(Records for the exercise Opens)

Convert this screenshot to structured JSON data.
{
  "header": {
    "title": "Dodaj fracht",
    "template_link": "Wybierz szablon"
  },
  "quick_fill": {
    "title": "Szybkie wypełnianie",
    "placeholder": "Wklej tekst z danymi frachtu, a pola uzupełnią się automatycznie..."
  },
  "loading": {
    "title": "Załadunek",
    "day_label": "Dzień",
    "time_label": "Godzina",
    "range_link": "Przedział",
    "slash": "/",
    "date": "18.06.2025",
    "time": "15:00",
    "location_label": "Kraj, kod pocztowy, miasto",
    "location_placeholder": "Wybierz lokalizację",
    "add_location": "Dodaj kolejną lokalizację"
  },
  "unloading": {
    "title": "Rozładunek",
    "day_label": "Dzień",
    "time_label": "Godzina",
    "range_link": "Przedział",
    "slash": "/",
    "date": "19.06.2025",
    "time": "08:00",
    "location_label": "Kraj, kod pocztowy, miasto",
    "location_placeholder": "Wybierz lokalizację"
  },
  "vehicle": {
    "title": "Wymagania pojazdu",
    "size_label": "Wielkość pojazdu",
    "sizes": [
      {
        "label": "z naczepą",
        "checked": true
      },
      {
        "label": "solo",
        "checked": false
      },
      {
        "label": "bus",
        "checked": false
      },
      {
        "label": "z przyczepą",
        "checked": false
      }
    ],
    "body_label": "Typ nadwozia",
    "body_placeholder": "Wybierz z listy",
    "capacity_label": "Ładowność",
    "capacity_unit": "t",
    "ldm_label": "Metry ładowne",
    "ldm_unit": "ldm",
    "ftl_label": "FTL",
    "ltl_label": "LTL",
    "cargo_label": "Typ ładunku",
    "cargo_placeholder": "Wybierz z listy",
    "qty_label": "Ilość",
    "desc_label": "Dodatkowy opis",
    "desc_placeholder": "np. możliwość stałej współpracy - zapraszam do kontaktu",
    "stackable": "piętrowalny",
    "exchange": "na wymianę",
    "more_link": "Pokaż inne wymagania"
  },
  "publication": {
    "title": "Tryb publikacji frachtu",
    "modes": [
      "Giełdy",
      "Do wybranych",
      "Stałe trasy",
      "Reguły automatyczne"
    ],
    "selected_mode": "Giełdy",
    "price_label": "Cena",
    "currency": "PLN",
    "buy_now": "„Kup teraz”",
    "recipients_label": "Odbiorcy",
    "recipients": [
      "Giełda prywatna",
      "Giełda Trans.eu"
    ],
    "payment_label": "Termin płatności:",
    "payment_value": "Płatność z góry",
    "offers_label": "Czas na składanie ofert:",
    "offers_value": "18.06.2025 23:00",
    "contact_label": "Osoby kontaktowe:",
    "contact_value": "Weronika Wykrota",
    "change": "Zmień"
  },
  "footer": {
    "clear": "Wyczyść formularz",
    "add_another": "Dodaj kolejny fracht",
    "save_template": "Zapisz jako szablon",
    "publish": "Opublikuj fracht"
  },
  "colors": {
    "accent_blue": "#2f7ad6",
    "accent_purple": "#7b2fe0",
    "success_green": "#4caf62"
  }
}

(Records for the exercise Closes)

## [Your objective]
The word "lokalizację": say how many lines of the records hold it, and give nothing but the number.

## [Result for this task]
3